Tag Archives: Mark Harris

Jaws 3-D: Roland Emmerich’s Midway, reviewed.

Ed Skrein and Luke Kleintank as real-life WWII veterans Dick Best and Clarence Dickinson.

Just in time for Veterans Day, disaster artist Roland Emmerich has made a bid to improve upon 1976’s Technicolor / Sensurround-sound sensation Midway with a more historically-focused (but also more heavily-animated) dramatization of the three-day battle that turned the tide of the war in the Pacific. My NPR review of the movie is here.

The Spies Have It: Mission: Impossible — Rogue Nation, reviewed.

Tom Cruise in

The Mission: Impossible film series is 19, long enough in the tooth for its earlier installments to start to acquire the same time capsule effect that makes me love even the worst James Bond movies. I watched Brian De Palma’s 1996 Mission: Impossible the night after I saw the new one, subtitled Rogue Nation, and John Woo’s barely-related 2000 M:I-2 the night after that. Yep, blockbusters are different now.

Trying to articulate just how was part of the chore of writing my NPR review of the fifth impossible mission, from Jack Reacher writer/director Christopher McQuarrie. Short version: I liked it. But I had more thoughts about it than I could shoehorn into the review, so here’re a few outtakes. Continue reading

What the Movies Taught Us About World War II Aviation

I wrote this fun piece for my day job. It appears in our May 2015 issue of Air & Space / Smithsonian, now on sale at Barnes & Noble and other fine booksellers and newsstands, as well as the National Air & Space Museum. It’s our 70th anniversary of V-E Day issue, which – because it’ll be out in time for the Arsenal of Democracy Flyover on Friday, May 8th (the actual anniversary) – includes pull-out Spotter Cards you can use to identify the silhouettes of the two dozen vintage warbirds that’ll be buzzing over your head a few minutes past noon if you come down to the National Mall on that day. Continue reading

Video

Memorandum No. 56: Watch Sex Hygiene, the movie wherein John Ford directed Superman and Batman

“Most men know less about their own bodies than they do about their automobiles.”

John Ford, who made Stagecoach and The Searchers and The Man Who Shot Liberty Valance and who won the Academy Award for Best Director four times – not for any of the first-rate pictures I’ve just named – also made a sex-ed film for G.I.s in 1942, the same year he collected his third Best Director Oscar for How Green Was My Valley.

Okay, maybe that’s only funny to me. Anyway, if you think it’s worth 26 minutes of your life to learn how not to catch syphilis from – in the charming patois of Sex Hygiene – “a contaminated woman,” you can watch this not-so-casually misogynistic but highly informative short.
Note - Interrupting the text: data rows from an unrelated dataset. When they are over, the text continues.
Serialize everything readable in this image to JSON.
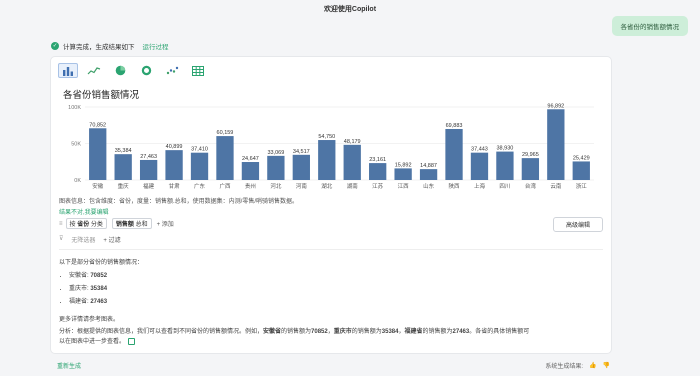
{
  "header": {
    "title": "欢迎使用Copilot"
  },
  "user_message": "各省份的销售额情况",
  "status": {
    "text": "计算完成，生成结果如下",
    "link": "运行过程"
  },
  "toolbar": {
    "items": [
      {
        "name": "bar-chart",
        "icon": "bar-chart-icon"
      },
      {
        "name": "line-chart",
        "icon": "line-chart-icon"
      },
      {
        "name": "pie-chart",
        "icon": "pie-chart-icon"
      },
      {
        "name": "donut-chart",
        "icon": "donut-chart-icon"
      },
      {
        "name": "scatter-chart",
        "icon": "scatter-chart-icon"
      },
      {
        "name": "table",
        "icon": "table-icon"
      }
    ]
  },
  "chart_data": {
    "type": "bar",
    "title": "各省份销售额情况",
    "categories": [
      "安徽",
      "重庆",
      "福建",
      "甘肃",
      "广东",
      "广西",
      "贵州",
      "河北",
      "河南",
      "湖北",
      "湖南",
      "江苏",
      "江西",
      "山东",
      "陕西",
      "上海",
      "四川",
      "台湾",
      "云南",
      "浙江"
    ],
    "values": [
      70852,
      35384,
      27463,
      40899,
      37410,
      60159,
      24647,
      33069,
      34517,
      54750,
      48179,
      23161,
      15892,
      14887,
      69883,
      37443,
      38930,
      29965,
      96892,
      25429
    ],
    "data_labels": [
      "70,852",
      "35,384",
      "27,463",
      "40,899",
      "37,410",
      "60,159",
      "24,647",
      "33,069",
      "34,517",
      "54,750",
      "48,179",
      "23,161",
      "15,892",
      "14,887",
      "69,883",
      "37,443",
      "38,930",
      "29,965",
      "96,892",
      "25,429"
    ],
    "yticks": [
      "100K",
      "50K",
      "0K"
    ],
    "ylim": [
      0,
      100000
    ],
    "color": "#4e75a5",
    "grid": true
  },
  "info": {
    "chart_info": "图表信息：包含维度：省份，度量：销售额.总和，使用数据集：内测/零售/哨骑销售数据。",
    "feedback_link": "结果不对,我要编辑",
    "pill1_prefix": "按",
    "pill1_field": "省份",
    "pill1_suffix": "分类",
    "pill2_field": "销售额",
    "pill2_suffix": "总和",
    "add": "+ 添加",
    "advanced": "高级编辑",
    "no_sort": "无降选器",
    "filter": "+ 过滤"
  },
  "summary": {
    "intro": "以下是部分省份的销售额情况：",
    "points": [
      {
        "label": "安徽省:",
        "value": "70852"
      },
      {
        "label": "重庆市:",
        "value": "35384"
      },
      {
        "label": "福建省:",
        "value": "27463"
      }
    ],
    "more": "更多详情请参考图表。",
    "analysis_1": "分析：根据提供的图表信息，我们可以查看到不同省份的销售额情况。例如，",
    "a_prov1": "安徽省",
    "a_text1": "的销售额为",
    "a_val1": "70852",
    "a_sep1": "，",
    "a_prov2": "重庆市",
    "a_text2": "的销售额为",
    "a_val2": "35384",
    "a_sep2": "，",
    "a_prov3": "福建省",
    "a_text3": "的销售额为",
    "a_val3": "27463",
    "a_tail": "。各省的具体销售额可",
    "a_line2": "以在图表中进一步查看。"
  },
  "footer": {
    "regenerate": "重新生成",
    "feedback_label": "系统生成结果:"
  }
}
Even if you’re already fully briefed on how to protect yourself from the predatory vaginas of dirty, dirty whores, this film has at least two other things to recommend it.

1) It features the greatest reaction shots ever captured on film.

2) Eisenhower-era TV Superman George Reeves and Robert Lowery, who played Batman in the 1949 serial Batman and Robin, appear together briefly in an early scene. So if you want a preview of what next year’s Batman v. Superman: Dawn of Justice will be like, well… it will probably be like this, at least in hair-gel terms.

“I think it made its point and helped a lot of young kids,” Ford told Peter Bogdanovich, reflecting on Sex Hygiene years later. “I looked at it and threw up.”

Continue reading

Diamond Dawgs: Bang the Drum Slowly, reviewed.

Evan Crump and Richie Montgomery in "Bang the Drum Slowly."

Evan Crump and Richie Montgomery in “Bang the Drum Slowly.” (Johannes Markus)

I’ve never been a big sports fan, but I’m weirdly susceptible to baseball stories. I found American Century Theatre‘s stage adaptation of Mark Harris‘ 1956 baseball novel Bang the Drum Slowly to be an anachronistic pleasure. My review is in today’s Washington City Paper.